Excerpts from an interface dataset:
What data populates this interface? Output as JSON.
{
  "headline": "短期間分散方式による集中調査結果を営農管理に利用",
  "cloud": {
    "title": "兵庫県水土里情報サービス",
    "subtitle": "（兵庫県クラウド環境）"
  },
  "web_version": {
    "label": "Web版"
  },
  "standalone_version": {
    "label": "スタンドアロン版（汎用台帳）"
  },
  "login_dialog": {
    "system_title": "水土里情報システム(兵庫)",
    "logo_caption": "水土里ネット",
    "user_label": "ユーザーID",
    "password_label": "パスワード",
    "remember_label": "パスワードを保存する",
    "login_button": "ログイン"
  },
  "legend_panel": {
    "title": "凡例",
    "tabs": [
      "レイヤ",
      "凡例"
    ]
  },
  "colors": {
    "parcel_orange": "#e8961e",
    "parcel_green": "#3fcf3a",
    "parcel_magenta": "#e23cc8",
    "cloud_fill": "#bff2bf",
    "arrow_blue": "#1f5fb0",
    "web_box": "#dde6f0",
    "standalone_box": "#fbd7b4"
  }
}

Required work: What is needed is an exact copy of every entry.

Result below:
What data populates this interface? Output as JSON.
{
  "headline": "短期間分散方式による集中調査結果を営農管理に利用",
  "cloud": {
    "title": "兵庫県水土里情報サービス",
    "subtitle": "（兵庫県クラウド環境）"
  },
  "web_version": {
    "label": "Web版"
  },
  "standalone_version": {
    "label": "スタンドアロン版（汎用台帳）"
  },
  "login_dialog": {
    "system_title": "水土里情報システム(兵庫)",
    "logo_caption": "水土里ネット",
    "user_label": "ユーザーID",
    "password_label": "パスワード",
    "remember_label": "パスワードを保存する",
    "login_button": "ログイン"
  },
  "legend_panel": {
    "title": "凡例",
    "tabs": [
      "レイヤ",
      "凡例"
    ]
  },
  "colors": {
    "parcel_orange": "#e8961e",
    "parcel_green": "#3fcf3a",
    "parcel_magenta": "#e23cc8",
    "cloud_fill": "#bff2bf",
    "arrow_blue": "#1f5fb0",
    "web_box": "#dde6f0",
    "standalone_box": "#fbd7b4"
  }
}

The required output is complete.